|The towers of the Royal Gorge Bridge perch on the rim of the Royal Gorge, nearly a thousand feet above the Arkansas River|
I encountered Buckskin Joe's in 2009, on a road trip and vacation to Colorado squeezed in between summer and fall quarters at college. I was en-route between Colorado Springs and the Black Canyon of the Gunnison National Park and had decided to make a brief stop at the Royal Gorge Bridge to break up the trip. Buckskin Joe's was right along the road up to the bridge, and looked really cool, but I didn't have time for it, or for the associated mini-railroad that ran from Buckskin Joe to an overlook on the rim of the Royal Gorge. I spent a couple hours at the Royal Gorge Bridge and did a few of the attractions, but not all, and I planned to come back some day and leave myself enough time to do more there and to visit Buckskin Joe's.
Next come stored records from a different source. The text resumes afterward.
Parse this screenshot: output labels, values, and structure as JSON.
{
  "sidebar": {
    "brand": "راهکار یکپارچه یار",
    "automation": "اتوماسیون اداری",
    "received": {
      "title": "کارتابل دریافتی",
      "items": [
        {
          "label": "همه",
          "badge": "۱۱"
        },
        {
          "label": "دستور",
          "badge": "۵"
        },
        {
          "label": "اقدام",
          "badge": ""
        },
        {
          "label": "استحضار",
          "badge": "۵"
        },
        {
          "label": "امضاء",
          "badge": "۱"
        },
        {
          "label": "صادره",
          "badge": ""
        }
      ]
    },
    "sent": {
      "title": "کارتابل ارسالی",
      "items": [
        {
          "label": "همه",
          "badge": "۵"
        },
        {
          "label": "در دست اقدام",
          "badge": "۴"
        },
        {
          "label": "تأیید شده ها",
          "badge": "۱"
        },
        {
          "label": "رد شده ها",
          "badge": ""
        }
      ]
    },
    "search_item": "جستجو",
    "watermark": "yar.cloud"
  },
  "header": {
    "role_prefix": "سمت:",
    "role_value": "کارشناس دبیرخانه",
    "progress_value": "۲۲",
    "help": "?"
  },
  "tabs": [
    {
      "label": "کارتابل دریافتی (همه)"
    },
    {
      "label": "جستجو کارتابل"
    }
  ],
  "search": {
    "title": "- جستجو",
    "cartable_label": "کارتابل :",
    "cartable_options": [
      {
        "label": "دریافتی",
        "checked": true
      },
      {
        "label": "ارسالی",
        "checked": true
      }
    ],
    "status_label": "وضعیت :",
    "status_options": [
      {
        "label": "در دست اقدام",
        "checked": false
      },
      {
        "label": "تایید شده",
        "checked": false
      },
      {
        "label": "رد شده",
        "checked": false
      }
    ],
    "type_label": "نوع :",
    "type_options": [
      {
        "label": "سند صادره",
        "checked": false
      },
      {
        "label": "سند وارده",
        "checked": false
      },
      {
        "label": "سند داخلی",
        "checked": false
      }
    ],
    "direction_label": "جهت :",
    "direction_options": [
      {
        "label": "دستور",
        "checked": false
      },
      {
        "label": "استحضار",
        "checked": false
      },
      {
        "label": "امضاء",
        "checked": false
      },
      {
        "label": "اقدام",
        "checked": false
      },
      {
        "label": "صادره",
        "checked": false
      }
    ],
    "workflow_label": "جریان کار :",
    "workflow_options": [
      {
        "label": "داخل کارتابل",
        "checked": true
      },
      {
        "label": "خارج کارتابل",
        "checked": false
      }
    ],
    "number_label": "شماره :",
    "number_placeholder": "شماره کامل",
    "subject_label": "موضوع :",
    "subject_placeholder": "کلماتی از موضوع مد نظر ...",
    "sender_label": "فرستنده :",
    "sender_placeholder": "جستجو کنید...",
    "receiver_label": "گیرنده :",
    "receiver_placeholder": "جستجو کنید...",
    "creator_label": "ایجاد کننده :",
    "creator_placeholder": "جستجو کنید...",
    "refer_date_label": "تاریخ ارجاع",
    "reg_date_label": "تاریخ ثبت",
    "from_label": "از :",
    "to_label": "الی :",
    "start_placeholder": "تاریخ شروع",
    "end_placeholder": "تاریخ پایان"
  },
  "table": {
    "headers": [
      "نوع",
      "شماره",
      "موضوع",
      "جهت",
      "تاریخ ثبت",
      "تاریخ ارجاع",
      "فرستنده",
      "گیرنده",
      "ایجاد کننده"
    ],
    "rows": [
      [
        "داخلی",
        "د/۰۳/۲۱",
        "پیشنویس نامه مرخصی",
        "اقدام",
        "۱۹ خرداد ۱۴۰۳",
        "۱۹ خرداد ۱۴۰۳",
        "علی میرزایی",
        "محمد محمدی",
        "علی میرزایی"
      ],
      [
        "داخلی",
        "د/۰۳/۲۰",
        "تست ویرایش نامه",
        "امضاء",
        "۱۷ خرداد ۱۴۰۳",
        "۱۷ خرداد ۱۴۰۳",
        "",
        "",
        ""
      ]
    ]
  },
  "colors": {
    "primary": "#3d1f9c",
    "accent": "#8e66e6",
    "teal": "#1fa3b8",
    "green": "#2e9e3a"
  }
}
Billionaire William Koch bought Buckskin Joe's lock, stock, and barrel in September 2010 and moved it to his ranch. The old buildings are gone. The railroad is gone. I discovered this when planning a 2011 trip to Colorado. So that departed my itinerary.
|Incline Railway from rim to floor of the Royal Gorge|
Still, the Royal Gorge Bridge and its related attractions were interesting enough I was considering a visit to them again when I was planning vacation for summer of 2013. Then a wildfire in June 2013 destroyed most of the "far" side of the bridge attractions. Some flames made it over to the "near" side and wreaked havoc, there, as well, destroying the aerial tram, damaging the incline railway, and causing assorted other damage and destruction. Glacier National Park in Montana suddenly seemed better than any thought of another Colorado trip for 2013.
|Locomotive and caboose at edge of Royal Gorge Bridge parking lot. |
The caboose was destroyed and the locomotive damaged by the June 2013 fire.
Why do I bring all this up? Simply because this all flooded back and reminded me that everything is ephemeral. People, places, things, everything is ephemeral. So carpe diem. Talk to people when you have the chance. Visit places while they're still there to be visited. See things while they're still there to be seen. You never know when a person will move or pass away, a scenic place may be destroyed by rockfall or fire, or an institution close.
Even that which is set in stone may change. In 2003, New Hampshire's Old Man of the Mountain, the ancient and iconic rock formation that was the state's choice for its quarter, collapsed. Change happens, and sometimes it is destructive change. Make the most you can of whatever comes your way.